Certain synthetic NKT ligands, such as OCH or the C-glycoside analog of α-GalCer, induce strongly different effects, owing to structural differences that result in highly polarized cytokine production. In contrast, PBS 57 and 4-deoxy α-GalCer have both been described as similar to α-GalCer. However, our study demonstrates that these NKT agonists, in combination with immunomodulator mercury, yield strikingly different effects. There could be several explanations for this. PBS 57 is more soluble due to the amide and the double bond in the acyl chain. Differential solubility can affect loading of lipids onto CD1d, which in turn can modulate uptake and presentation by CD1d-expressing APCs (53). Additionally, decrease in acyl chain length (54) and increased unsaturation (55) increase Th2 cytokine production. The latter findings may represent explanations as to why more IL-4 is detected with PBS 57. Mercury is an immunomodulatory agent that increases skewing toward Th2 (8). It is possible that the combination of the two agents results in increased Th2 skewing, and this could be, in part, contributing to the regulatory effects of PBS 57 in mercury-administered A.SW animals. Our study demonstrates that an environmental agent with immunomodulatory capacity can strongly influence the effect of NKT cell activation.

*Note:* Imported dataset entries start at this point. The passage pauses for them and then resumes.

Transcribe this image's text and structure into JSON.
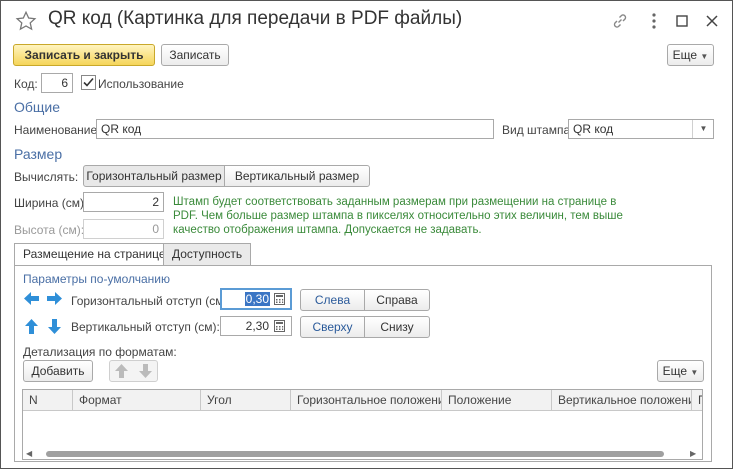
{
  "window": {
    "title": "QR код (Картинка для передачи в PDF файлы)"
  },
  "toolbar": {
    "save_close_label": "Записать и закрыть",
    "save_label": "Записать",
    "more_label": "Еще"
  },
  "code": {
    "label": "Код:",
    "value": "6",
    "usage_label": "Использование",
    "usage_checked": true
  },
  "general": {
    "section_title": "Общие",
    "name_label": "Наименование:",
    "name_value": "QR код",
    "stamp_type_label": "Вид штампа:",
    "stamp_type_value": "QR код"
  },
  "size": {
    "section_title": "Размер",
    "calc_label": "Вычислять:",
    "calc_options": [
      "Горизонтальный размер",
      "Вертикальный размер"
    ],
    "width_label": "Ширина (см):",
    "width_value": "2",
    "height_label": "Высота (см):",
    "height_value": "0",
    "hint": "Штамп будет соответствовать заданным размерам при размещении на странице в PDF. Чем больше размер штампа в пикселях относительно этих величин, тем выше качество отображения штампа. Допускается не задавать."
  },
  "tabs": [
    "Размещение на странице",
    "Доступность"
  ],
  "placement": {
    "defaults_title": "Параметры по-умолчанию",
    "h_offset_label": "Горизонтальный отступ (см):",
    "h_offset_value": "0,30",
    "left_label": "Слева",
    "right_label": "Справа",
    "v_offset_label": "Вертикальный отступ (см):",
    "v_offset_value": "2,30",
    "top_label": "Сверху",
    "bottom_label": "Снизу",
    "formats_title": "Детализация по форматам:",
    "add_label": "Добавить",
    "more_label": "Еще"
  },
  "table": {
    "columns": [
      "N",
      "Формат",
      "Угол",
      "Горизонтальное положение",
      "Положение",
      "Вертикальное положение",
      "П"
    ]
  },
  "colors": {
    "section": "#4a6fa5",
    "hint": "#3a8a3a",
    "primary_button": "#f5d55a",
    "arrow": "#2f8fd8"
  }
}
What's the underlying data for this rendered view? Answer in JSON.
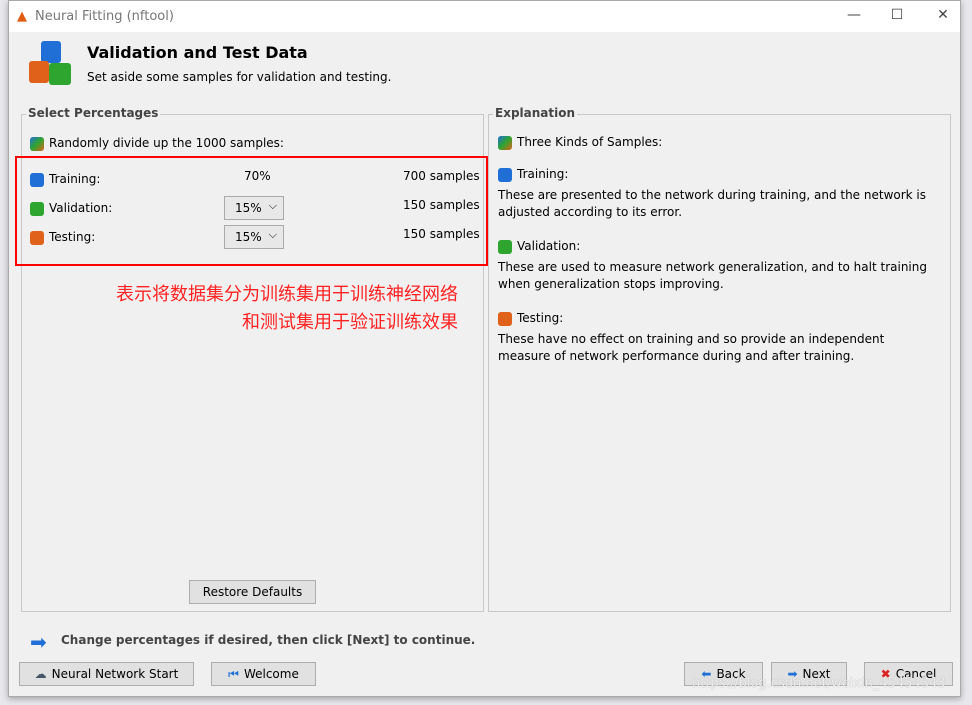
{
  "window": {
    "title": "Neural Fitting (nftool)"
  },
  "header": {
    "title": "Validation and Test Data",
    "subtitle": "Set aside some samples for validation and testing."
  },
  "left": {
    "legend": "Select Percentages",
    "intro": "Randomly divide up the 1000 samples:",
    "rows": [
      {
        "label": "Training:",
        "pct": "70%",
        "samples": "700 samples",
        "color": "#1f6fd6"
      },
      {
        "label": "Validation:",
        "pct": "15%",
        "samples": "150 samples",
        "color": "#2ea52e"
      },
      {
        "label": "Testing:",
        "pct": "15%",
        "samples": "150 samples",
        "color": "#e0621a"
      }
    ],
    "restore": "Restore Defaults"
  },
  "annotation": {
    "line1": "表示将数据集分为训练集用于训练神经网络",
    "line2": "和测试集用于验证训练效果"
  },
  "right": {
    "legend": "Explanation",
    "intro": "Three Kinds of Samples:",
    "items": [
      {
        "title": "Training:",
        "text": "These are presented to the network during training, and the network is adjusted according to its error."
      },
      {
        "title": "Validation:",
        "text": "These are used to measure network generalization, and to halt training when generalization stops improving."
      },
      {
        "title": "Testing:",
        "text": "These have no effect on training and so provide an independent measure of network performance during and after training."
      }
    ]
  },
  "hint": "Change percentages if desired, then click [Next] to continue.",
  "buttons": {
    "start": "Neural Network Start",
    "welcome": "Welcome",
    "back": "Back",
    "next": "Next",
    "cancel": "Cancel"
  },
  "watermark": "https://blog.csdn.net/weixin_45454343"
}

This observation serves as a cautionary note when considering NKT cell activators as therapeutics in patients who may be simultaneously exposed to various environmental agents.
We thank Dr. Albert Bendelac for support.
1This work was supported by National Institutes of Health Grants ES-09409 and ES-12646 to M.M. and Grant AI-057519 to A.H. J.M. is a Lupus Research Institute Fellow and is supported by Public Health Service Grant P30 DK078392.
3Abbreviations used in this paper: ANoA, anti-nucleolar autoantibody; α-GalCer, α-galactosyl ceramide; DC, dendritic cell; ODN, oligodeoxynucleotide; Treg, CD4+ CD25+Foxp3+ regulatory T cell.
The authors have no financial conflict of interest.